Chicago, Illinois - Next time you go to pick out your fruits and vegetables, think to yourself, “Am I picking out these items based on color, smell, ripeness or the texture?” For the most part, American consumers are very picky about the look of their fruits and vegetables and will not pay for damaged produce.
Before the fruits, vegetables, and many other items make it to your grocer, and even before the farmer plants their crops, U.S. Customs and Border Protection (CBP) is the first line of defense protecting the consumer.
As passengers return from their overseas excursions, some will try to bring items that can be dangerous to the U.S. agriculture industry. Restrictions are placed on products to preserve the environment and prevent the introduction of devastating exotic plant pests and foreign animal diseases. “Our job is an integral part of saving and protecting farmers and the agriculture in America,” Jessica Anderson, CBP Agricultural Specialist Canine Handler said. “An introduction of Mediterranean Fruit Fly in Florida would be devastating. The introduction of a Cherry Fruit Fly in Wisconsin would be devastating to Dorr County Cherries.”

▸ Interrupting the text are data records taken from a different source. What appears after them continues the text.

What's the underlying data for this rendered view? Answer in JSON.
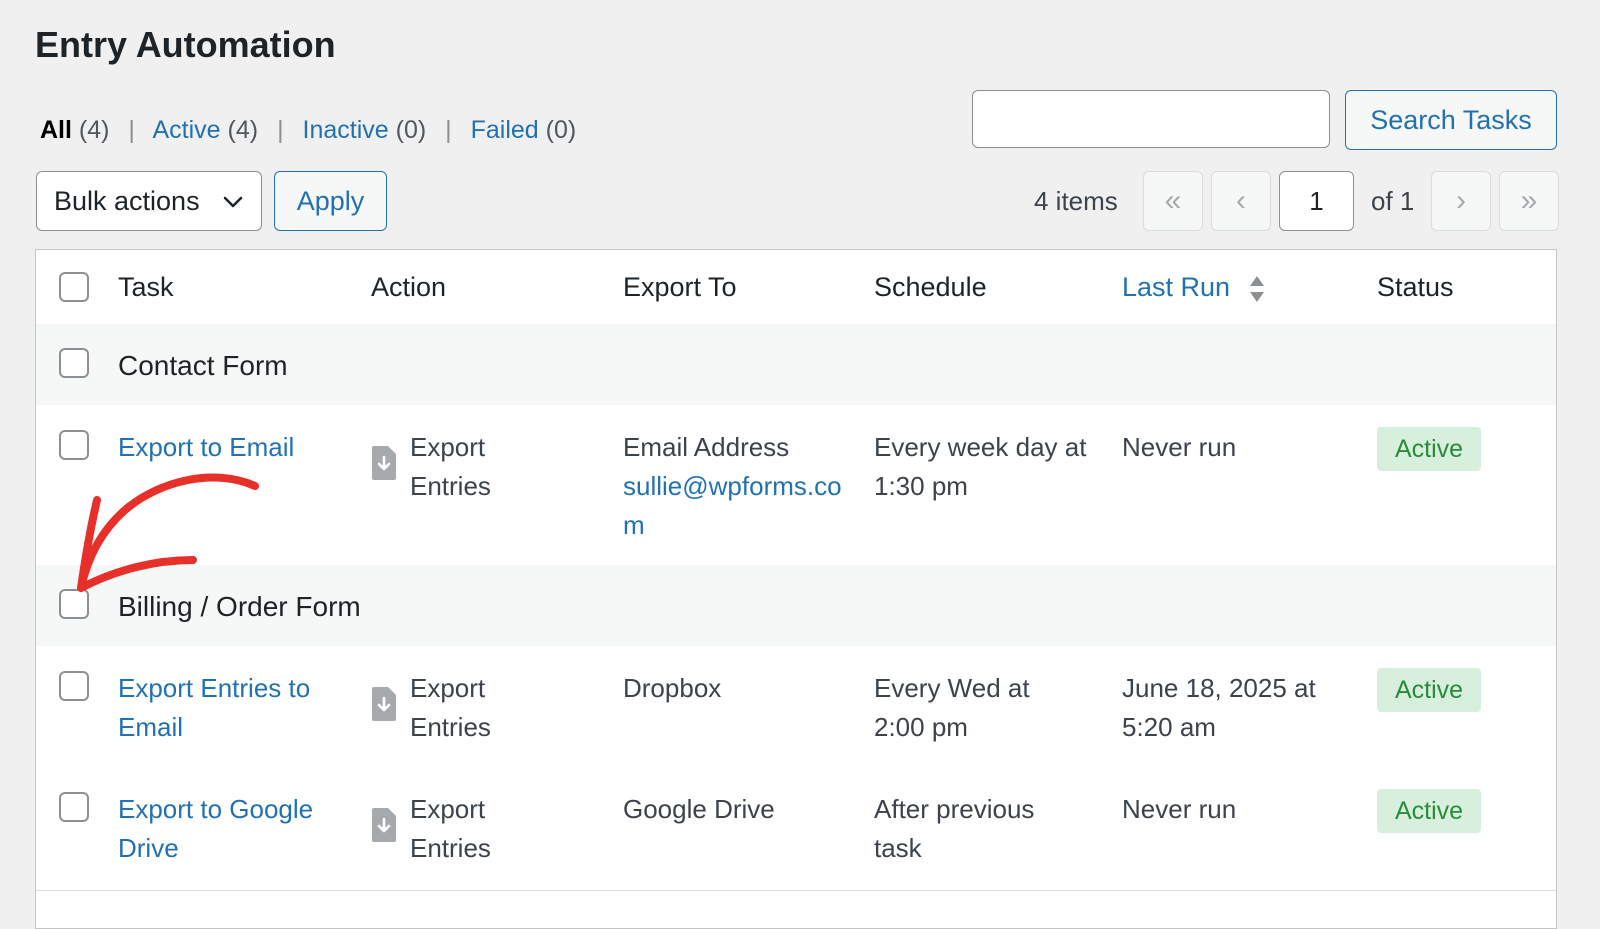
{
  "page": {
    "title": "Entry Automation"
  },
  "filters": [
    {
      "label": "All",
      "count": "(4)",
      "current": true
    },
    {
      "label": "Active",
      "count": "(4)",
      "current": false
    },
    {
      "label": "Inactive",
      "count": "(0)",
      "current": false
    },
    {
      "label": "Failed",
      "count": "(0)",
      "current": false
    }
  ],
  "search": {
    "button_label": "Search Tasks",
    "value": ""
  },
  "bulk": {
    "selected": "Bulk actions",
    "apply_label": "Apply"
  },
  "pagination": {
    "items": "4 items",
    "first": "«",
    "prev": "‹",
    "next": "›",
    "last": "»",
    "current_page": "1",
    "of_total": "of 1"
  },
  "table": {
    "headers": {
      "task": "Task",
      "action": "Action",
      "export_to": "Export To",
      "schedule": "Schedule",
      "last_run": "Last Run",
      "status": "Status"
    },
    "groups": [
      {
        "name": "Contact Form",
        "rows": [
          {
            "task": "Export to Email",
            "action": "Export Entries",
            "export_label": "Email Address",
            "export_link": "sullie@wpforms.com",
            "schedule": "Every week day at 1:30 pm",
            "last_run": "Never run",
            "status": "Active"
          }
        ]
      },
      {
        "name": "Billing / Order Form",
        "rows": [
          {
            "task": "Export Entries to Email",
            "action": "Export Entries",
            "export_to": "Dropbox",
            "schedule": "Every Wed at 2:00 pm",
            "last_run": "June 18, 2025 at 5:20 am",
            "status": "Active"
          },
          {
            "task": "Export to Google Drive",
            "action": "Export Entries",
            "export_to": "Google Drive",
            "schedule": "After previous task",
            "last_run": "Never run",
            "status": "Active"
          }
        ]
      }
    ]
  },
  "colors": {
    "link": "#2271b1",
    "active_badge_bg": "#d7f0dd",
    "active_badge_text": "#2a8b3c",
    "annotation_arrow": "#e8302a"
  },
  "icons": {
    "action": "file-download-icon",
    "sort": "sort-arrows-icon",
    "dropdown": "chevron-down-icon"
  }
}
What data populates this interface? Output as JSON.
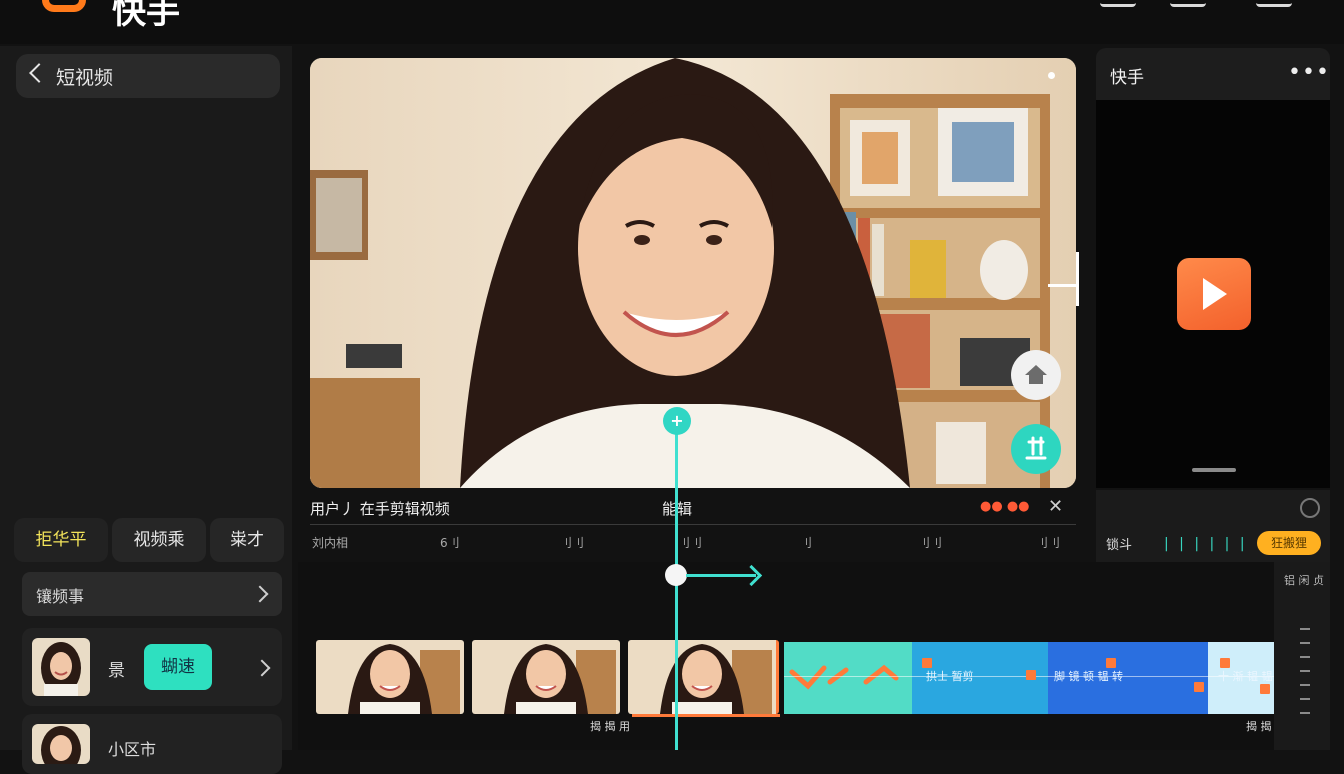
{
  "app": {
    "logo_text": "快手"
  },
  "left_panel": {
    "back_label": "短视频",
    "tabs": [
      "拒华平",
      "视频乘",
      "粜才"
    ],
    "menu_label": "镶频事",
    "clip_label": "景",
    "speed_button": "蝴速",
    "clip2_label": "小区市"
  },
  "preview": {
    "info_left": "用户丿  在手剪辑视频",
    "info_mid": "能辑",
    "info_dots": "●● ●●",
    "ruler_labels": [
      "刘内相",
      "6刂",
      "刂刂",
      "刂刂",
      "刂",
      "刂刂",
      "刂刂"
    ]
  },
  "right_panel": {
    "title": "快手",
    "bar_label": "锁斗",
    "pill_label": "狂搬狸",
    "ticks": "| | | | | |"
  },
  "timeline": {
    "segment_labels": [
      "拱士 暂剪",
      "脚 镜 顿 韫 转",
      "十 渐 韫 韫"
    ],
    "captions": [
      "揭 揭 用",
      "揭 揭 用"
    ],
    "side_label": "铝 闲 贞"
  },
  "colors": {
    "accent": "#40e0d0",
    "brand": "#ff7a1a",
    "play": "#f3612c"
  }
}
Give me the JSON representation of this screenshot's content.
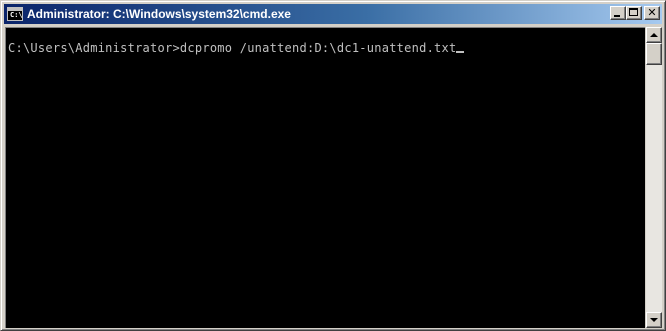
{
  "window": {
    "title": "Administrator: C:\\Windows\\system32\\cmd.exe",
    "icon": "cmd-icon",
    "icon_text": "C:\\",
    "caption_buttons": {
      "minimize": "minimize-icon",
      "maximize": "maximize-icon",
      "close": "✕"
    }
  },
  "console": {
    "background": "#000000",
    "foreground": "#c0c0c0",
    "line": "C:\\Users\\Administrator>dcpromo /unattend:D:\\dc1-unattend.txt"
  },
  "scrollbar": {
    "up_icon": "arrow-up-icon",
    "down_icon": "arrow-down-icon"
  }
}
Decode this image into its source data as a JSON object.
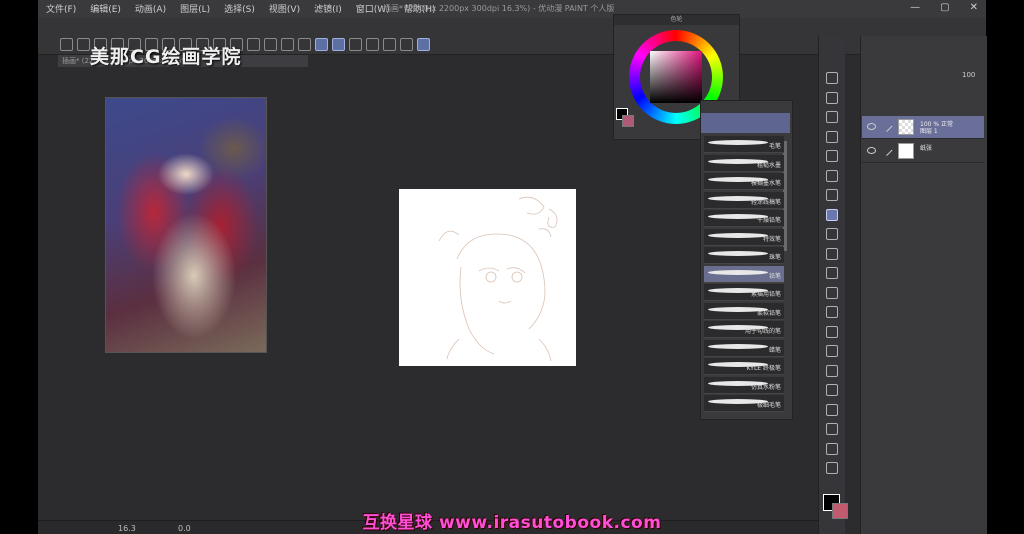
{
  "menu": [
    "文件(F)",
    "编辑(E)",
    "动画(A)",
    "图层(L)",
    "选择(S)",
    "视图(V)",
    "滤镜(I)",
    "窗口(W)",
    "帮助(H)"
  ],
  "window_title": "插画* (2200 x 2200px 300dpi 16.3%)  - 优动漫 PAINT 个人版",
  "window_buttons": {
    "minimize": "—",
    "maximize": "▢",
    "close": "✕"
  },
  "watermark_top": "美那CG绘画学院",
  "document_tab": "插画* (2200 x 2200px 300dpi 16.3%)",
  "color_panel": {
    "title": "色轮",
    "fg": "#000000",
    "bg": "#b05a78",
    "hue": "#e0137c"
  },
  "brush_panel": {
    "brushes": [
      {
        "label": "毛笔"
      },
      {
        "label": "粗糙水墨"
      },
      {
        "label": "模糊墨水笔"
      },
      {
        "label": "轻涂线稿笔"
      },
      {
        "label": "干燥铅笔"
      },
      {
        "label": "特效笔"
      },
      {
        "label": "珠笔"
      },
      {
        "label": "铅笔",
        "selected": true
      },
      {
        "label": "素描用铅笔"
      },
      {
        "label": "柔软铅笔"
      },
      {
        "label": "用于勾线的笔"
      },
      {
        "label": "蜡笔"
      },
      {
        "label": "KYLE 终极笔"
      },
      {
        "label": "仿真水粉笔"
      },
      {
        "label": "极细毛笔"
      }
    ]
  },
  "layer_panel": {
    "opacity": "100",
    "layers": [
      {
        "name": "100 % 正常\n图层 1",
        "selected": true
      },
      {
        "name": "纸张",
        "selected": false
      }
    ]
  },
  "status": {
    "zoom": "16.3",
    "angle": "0.0"
  },
  "footer_watermark": "互换星球 www.irasutobook.com"
}
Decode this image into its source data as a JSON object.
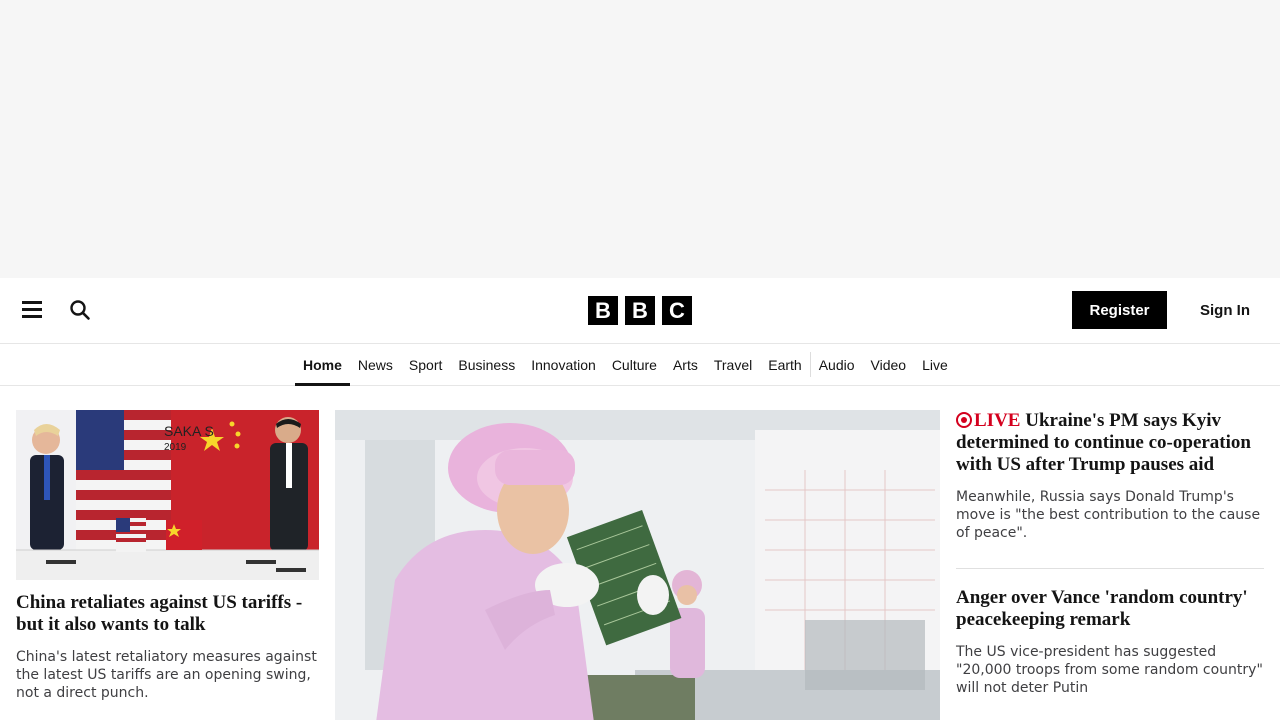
{
  "header": {
    "logo_letters": [
      "B",
      "B",
      "C"
    ],
    "register_label": "Register",
    "signin_label": "Sign In"
  },
  "nav": {
    "items": [
      "Home",
      "News",
      "Sport",
      "Business",
      "Innovation",
      "Culture",
      "Arts",
      "Travel",
      "Earth",
      "Audio",
      "Video",
      "Live"
    ],
    "active": "Home"
  },
  "stories": {
    "left": {
      "headline": "China retaliates against US tariffs - but it also wants to talk",
      "summary": "China's latest retaliatory measures against the latest US tariffs are an opening swing, not a direct punch."
    },
    "right_top": {
      "live_label": "LIVE",
      "headline": "Ukraine's PM says Kyiv determined to continue co-operation with US after Trump pauses aid",
      "summary": "Meanwhile, Russia says Donald Trump's move is \"the best contribution to the cause of peace\"."
    },
    "right_second": {
      "headline": "Anger over Vance 'random country' peacekeeping remark",
      "summary": "The US vice-president has suggested \"20,000 troops from some random country\" will not deter Putin"
    }
  },
  "image_text": {
    "backdrop_text": "SAKA S",
    "backdrop_year": "2019"
  },
  "colors": {
    "accent_live": "#d4001e",
    "brand": "#000000"
  }
}
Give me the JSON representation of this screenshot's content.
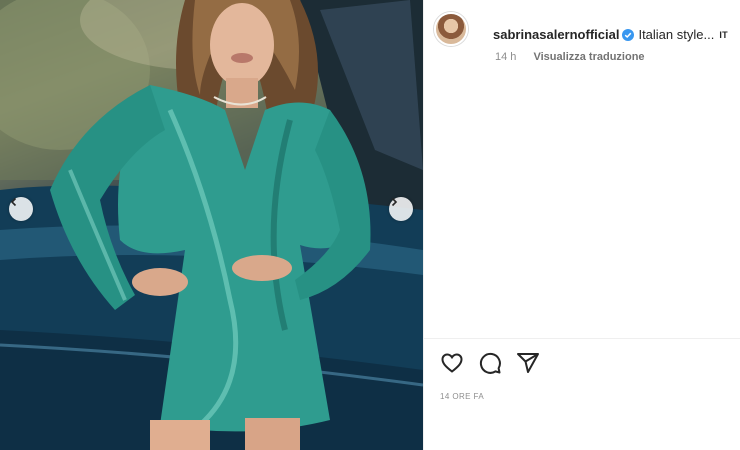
{
  "post": {
    "username": "sabrinasalernofficial",
    "caption": "Italian style...",
    "language_badge": "IT",
    "time_short": "14 h",
    "translate_label": "Visualizza traduzione",
    "time_long": "14 ORE FA",
    "verified": true
  },
  "media": {
    "dress_color": "#2f9c8f",
    "car_color": "#123d57"
  },
  "icons": {
    "prev": "chevron-left-icon",
    "next": "chevron-right-icon",
    "like": "heart-icon",
    "comment": "comment-icon",
    "share": "paper-plane-icon",
    "verified": "verified-badge-icon"
  }
}
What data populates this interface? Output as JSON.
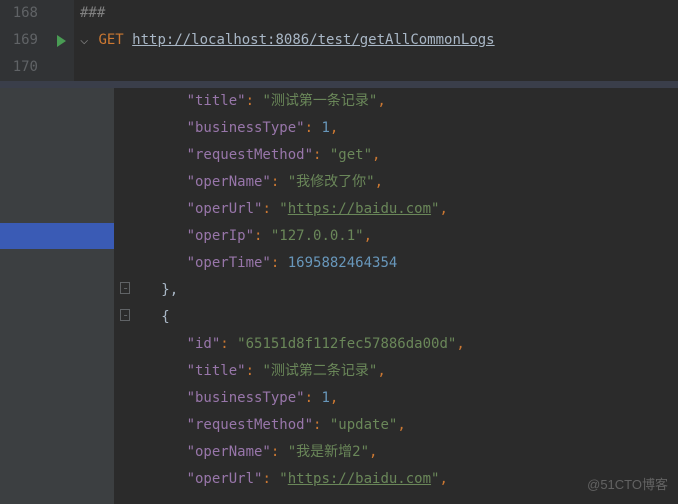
{
  "request": {
    "lines": [
      {
        "num": "168",
        "comment": "###"
      },
      {
        "num": "169",
        "method": "GET",
        "url": "http://localhost:8086/test/getAllCommonLogs",
        "run": true
      },
      {
        "num": "170"
      }
    ]
  },
  "response": {
    "obj1": {
      "title_k": "\"title\"",
      "title_v": "\"测试第一条记录\"",
      "bt_k": "\"businessType\"",
      "bt_v": "1",
      "rm_k": "\"requestMethod\"",
      "rm_v": "\"get\"",
      "on_k": "\"operName\"",
      "on_v": "\"我修改了你\"",
      "ou_k": "\"operUrl\"",
      "ou_pre": "\"",
      "ou_link": "https://baidu.com",
      "ou_post": "\"",
      "oi_k": "\"operIp\"",
      "oi_v": "\"127.0.0.1\"",
      "ot_k": "\"operTime\"",
      "ot_v": "1695882464354"
    },
    "close1": "},",
    "open2": "{",
    "obj2": {
      "id_k": "\"id\"",
      "id_v": "\"65151d8f112fec57886da00d\"",
      "title_k": "\"title\"",
      "title_v": "\"测试第二条记录\"",
      "bt_k": "\"businessType\"",
      "bt_v": "1",
      "rm_k": "\"requestMethod\"",
      "rm_v": "\"update\"",
      "on_k": "\"operName\"",
      "on_v": "\"我是新增2\"",
      "ou_k": "\"operUrl\"",
      "ou_pre": "\"",
      "ou_link": "https://baidu.com",
      "ou_post": "\""
    }
  },
  "punct": {
    "colon": ": ",
    "comma": ","
  },
  "watermark": "@51CTO博客"
}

For consumers, if a pest would infest the orange fields in Florida, how much would orange juice then cost? What if the strawberry fields in California are affected, how much will a pound of strawberries cost? And if the Cherry Fruit Fly would decimate the cherry crop, Anderson said she would be devastated because she wouldn’t be able to enjoy her father’s cherry pie. These possibilities are the exact definition of cause and effect.
CBP employs agricultural canines to stop this trend. These canines are very keen on identifying certain smells. “My dog is very good at identifying curry leaves. The curry leaves are a member of the citrus family, so I’ll find a lot of citrus disease, like Asian Citrus Psyllid and other insects on curry that is either shipped, or on people who are trying to bring it back with them.”
“It is very important that these insects, the diseases and the livestock diseases stay away from the farms, and the regions where the farms are, to protect the farmer’s profits and protect the consumer,” Anderson continued. “The consumer will not pay for damaged fruit so in most cases it is tossed. If a disease affects the livestock then the livestock is slaughtered, and ultimately the prices of all those goods will go up.”
For more information on what food is admissible visit CBP.gov and check out the Travelers section Know before You Visit.